*** Opening of Source data ***
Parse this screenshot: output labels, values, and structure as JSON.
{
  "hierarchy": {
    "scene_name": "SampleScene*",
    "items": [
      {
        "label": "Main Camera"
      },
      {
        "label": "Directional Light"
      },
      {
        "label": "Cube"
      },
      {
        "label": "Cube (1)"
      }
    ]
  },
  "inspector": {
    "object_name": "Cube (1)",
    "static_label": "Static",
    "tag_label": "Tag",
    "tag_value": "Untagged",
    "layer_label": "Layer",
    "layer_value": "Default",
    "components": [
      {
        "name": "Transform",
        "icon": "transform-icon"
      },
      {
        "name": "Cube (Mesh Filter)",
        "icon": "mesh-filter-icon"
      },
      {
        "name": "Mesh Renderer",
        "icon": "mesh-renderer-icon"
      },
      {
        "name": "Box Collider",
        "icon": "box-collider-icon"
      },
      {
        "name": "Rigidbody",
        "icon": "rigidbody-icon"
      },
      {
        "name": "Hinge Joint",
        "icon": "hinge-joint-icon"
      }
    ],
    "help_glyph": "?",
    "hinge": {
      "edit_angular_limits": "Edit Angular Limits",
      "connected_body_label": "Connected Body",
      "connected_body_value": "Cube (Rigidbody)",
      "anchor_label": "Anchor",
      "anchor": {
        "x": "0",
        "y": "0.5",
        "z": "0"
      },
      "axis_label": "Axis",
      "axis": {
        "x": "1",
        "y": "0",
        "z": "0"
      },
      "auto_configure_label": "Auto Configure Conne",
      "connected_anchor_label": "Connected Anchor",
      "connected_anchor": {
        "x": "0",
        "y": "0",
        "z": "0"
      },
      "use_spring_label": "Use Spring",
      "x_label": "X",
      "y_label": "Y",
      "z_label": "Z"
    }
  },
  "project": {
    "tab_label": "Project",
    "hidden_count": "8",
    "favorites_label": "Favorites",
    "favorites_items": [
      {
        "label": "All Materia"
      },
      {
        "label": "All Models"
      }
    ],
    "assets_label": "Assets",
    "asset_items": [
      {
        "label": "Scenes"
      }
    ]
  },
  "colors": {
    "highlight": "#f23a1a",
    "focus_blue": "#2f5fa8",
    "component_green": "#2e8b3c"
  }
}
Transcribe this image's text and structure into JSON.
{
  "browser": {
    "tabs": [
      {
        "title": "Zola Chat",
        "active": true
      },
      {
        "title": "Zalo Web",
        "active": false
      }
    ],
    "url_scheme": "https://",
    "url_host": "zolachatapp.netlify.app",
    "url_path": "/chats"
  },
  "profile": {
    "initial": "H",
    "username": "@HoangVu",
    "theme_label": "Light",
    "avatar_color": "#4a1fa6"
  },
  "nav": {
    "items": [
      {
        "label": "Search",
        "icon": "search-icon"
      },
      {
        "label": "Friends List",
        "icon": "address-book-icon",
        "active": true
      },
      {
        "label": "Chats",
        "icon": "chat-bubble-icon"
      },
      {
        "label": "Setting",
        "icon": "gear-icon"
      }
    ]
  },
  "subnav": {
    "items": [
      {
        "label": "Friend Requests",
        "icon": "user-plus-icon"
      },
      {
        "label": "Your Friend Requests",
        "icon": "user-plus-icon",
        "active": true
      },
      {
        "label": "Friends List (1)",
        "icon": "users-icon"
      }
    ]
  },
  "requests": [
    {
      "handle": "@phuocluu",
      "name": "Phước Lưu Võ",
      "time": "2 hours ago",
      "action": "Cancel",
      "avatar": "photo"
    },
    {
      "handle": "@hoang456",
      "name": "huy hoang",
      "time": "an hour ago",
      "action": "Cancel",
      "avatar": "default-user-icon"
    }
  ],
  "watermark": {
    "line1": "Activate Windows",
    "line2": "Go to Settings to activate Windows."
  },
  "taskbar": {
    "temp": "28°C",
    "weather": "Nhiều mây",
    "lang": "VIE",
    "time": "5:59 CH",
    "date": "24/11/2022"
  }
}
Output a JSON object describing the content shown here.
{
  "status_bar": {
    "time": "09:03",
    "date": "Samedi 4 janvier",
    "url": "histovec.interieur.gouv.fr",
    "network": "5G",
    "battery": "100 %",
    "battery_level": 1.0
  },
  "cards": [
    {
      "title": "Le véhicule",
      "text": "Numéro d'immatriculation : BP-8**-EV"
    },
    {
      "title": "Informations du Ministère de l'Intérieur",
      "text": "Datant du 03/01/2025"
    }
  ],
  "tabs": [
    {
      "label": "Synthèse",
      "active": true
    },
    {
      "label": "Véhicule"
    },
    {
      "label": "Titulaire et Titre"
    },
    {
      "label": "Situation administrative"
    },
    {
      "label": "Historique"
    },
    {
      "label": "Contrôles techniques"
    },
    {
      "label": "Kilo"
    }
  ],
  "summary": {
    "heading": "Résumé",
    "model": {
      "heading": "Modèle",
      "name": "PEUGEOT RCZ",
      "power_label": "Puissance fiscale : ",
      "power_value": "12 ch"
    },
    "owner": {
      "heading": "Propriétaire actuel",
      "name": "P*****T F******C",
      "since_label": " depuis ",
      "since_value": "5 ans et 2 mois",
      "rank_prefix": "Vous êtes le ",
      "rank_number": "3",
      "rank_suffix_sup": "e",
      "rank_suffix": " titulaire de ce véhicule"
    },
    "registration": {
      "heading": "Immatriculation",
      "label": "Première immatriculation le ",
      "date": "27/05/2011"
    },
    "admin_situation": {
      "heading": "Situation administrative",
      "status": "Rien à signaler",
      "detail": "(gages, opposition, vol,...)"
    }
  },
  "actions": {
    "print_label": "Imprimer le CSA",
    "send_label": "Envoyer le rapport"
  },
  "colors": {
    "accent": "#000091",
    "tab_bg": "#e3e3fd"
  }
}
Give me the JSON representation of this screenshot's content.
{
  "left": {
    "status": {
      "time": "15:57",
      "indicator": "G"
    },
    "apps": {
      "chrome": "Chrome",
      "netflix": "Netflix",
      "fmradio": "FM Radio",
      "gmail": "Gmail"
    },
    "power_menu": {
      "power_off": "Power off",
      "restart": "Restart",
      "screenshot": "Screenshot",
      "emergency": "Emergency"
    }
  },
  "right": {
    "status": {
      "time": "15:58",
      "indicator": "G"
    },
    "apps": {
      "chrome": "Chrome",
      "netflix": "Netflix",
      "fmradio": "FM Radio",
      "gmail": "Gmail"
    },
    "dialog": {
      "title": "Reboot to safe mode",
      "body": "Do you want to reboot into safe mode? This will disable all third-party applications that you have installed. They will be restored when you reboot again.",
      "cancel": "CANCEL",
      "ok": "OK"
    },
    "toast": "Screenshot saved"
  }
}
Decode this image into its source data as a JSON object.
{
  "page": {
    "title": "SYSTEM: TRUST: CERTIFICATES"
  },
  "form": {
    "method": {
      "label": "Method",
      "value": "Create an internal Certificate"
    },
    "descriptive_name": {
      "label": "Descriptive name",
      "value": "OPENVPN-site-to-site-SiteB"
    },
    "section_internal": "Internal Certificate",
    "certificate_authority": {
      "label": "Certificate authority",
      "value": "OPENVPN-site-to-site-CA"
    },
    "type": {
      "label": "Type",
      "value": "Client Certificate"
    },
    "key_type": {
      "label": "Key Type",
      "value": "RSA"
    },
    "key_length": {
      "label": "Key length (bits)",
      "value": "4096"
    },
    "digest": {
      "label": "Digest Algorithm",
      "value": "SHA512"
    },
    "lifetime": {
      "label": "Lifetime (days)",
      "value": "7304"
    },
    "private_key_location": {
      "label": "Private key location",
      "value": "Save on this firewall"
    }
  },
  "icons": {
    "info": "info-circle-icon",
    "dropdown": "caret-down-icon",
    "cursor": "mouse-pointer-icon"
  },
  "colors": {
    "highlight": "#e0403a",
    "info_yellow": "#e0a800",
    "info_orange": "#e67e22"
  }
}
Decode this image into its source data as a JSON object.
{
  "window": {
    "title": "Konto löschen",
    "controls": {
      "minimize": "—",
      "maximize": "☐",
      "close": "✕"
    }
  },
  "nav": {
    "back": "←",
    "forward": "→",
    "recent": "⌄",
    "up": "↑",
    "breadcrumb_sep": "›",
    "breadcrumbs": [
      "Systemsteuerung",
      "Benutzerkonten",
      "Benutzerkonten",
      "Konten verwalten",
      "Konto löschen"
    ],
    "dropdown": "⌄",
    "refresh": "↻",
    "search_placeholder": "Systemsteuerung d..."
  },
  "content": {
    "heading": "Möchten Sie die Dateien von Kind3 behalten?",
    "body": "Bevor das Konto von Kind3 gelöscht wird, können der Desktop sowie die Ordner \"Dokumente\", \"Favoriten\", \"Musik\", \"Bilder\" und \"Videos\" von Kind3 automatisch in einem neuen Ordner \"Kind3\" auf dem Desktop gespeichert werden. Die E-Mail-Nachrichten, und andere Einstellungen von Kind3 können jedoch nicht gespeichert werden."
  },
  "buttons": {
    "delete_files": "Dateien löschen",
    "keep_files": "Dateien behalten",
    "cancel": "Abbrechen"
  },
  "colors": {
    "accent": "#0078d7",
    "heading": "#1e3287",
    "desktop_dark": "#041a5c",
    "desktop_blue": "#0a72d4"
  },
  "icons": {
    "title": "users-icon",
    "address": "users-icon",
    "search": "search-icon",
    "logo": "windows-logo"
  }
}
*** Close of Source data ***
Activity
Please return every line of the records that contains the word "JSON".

Answer to this problem
Parse this screenshot: output labels, values, and structure as JSON.
Transcribe this image's text and structure into JSON.
Output a JSON object describing the content shown here.
Give me the JSON representation of this screenshot's content.
Decode this image into its source data as a JSON object.
Decode this image into its source data as a JSON object.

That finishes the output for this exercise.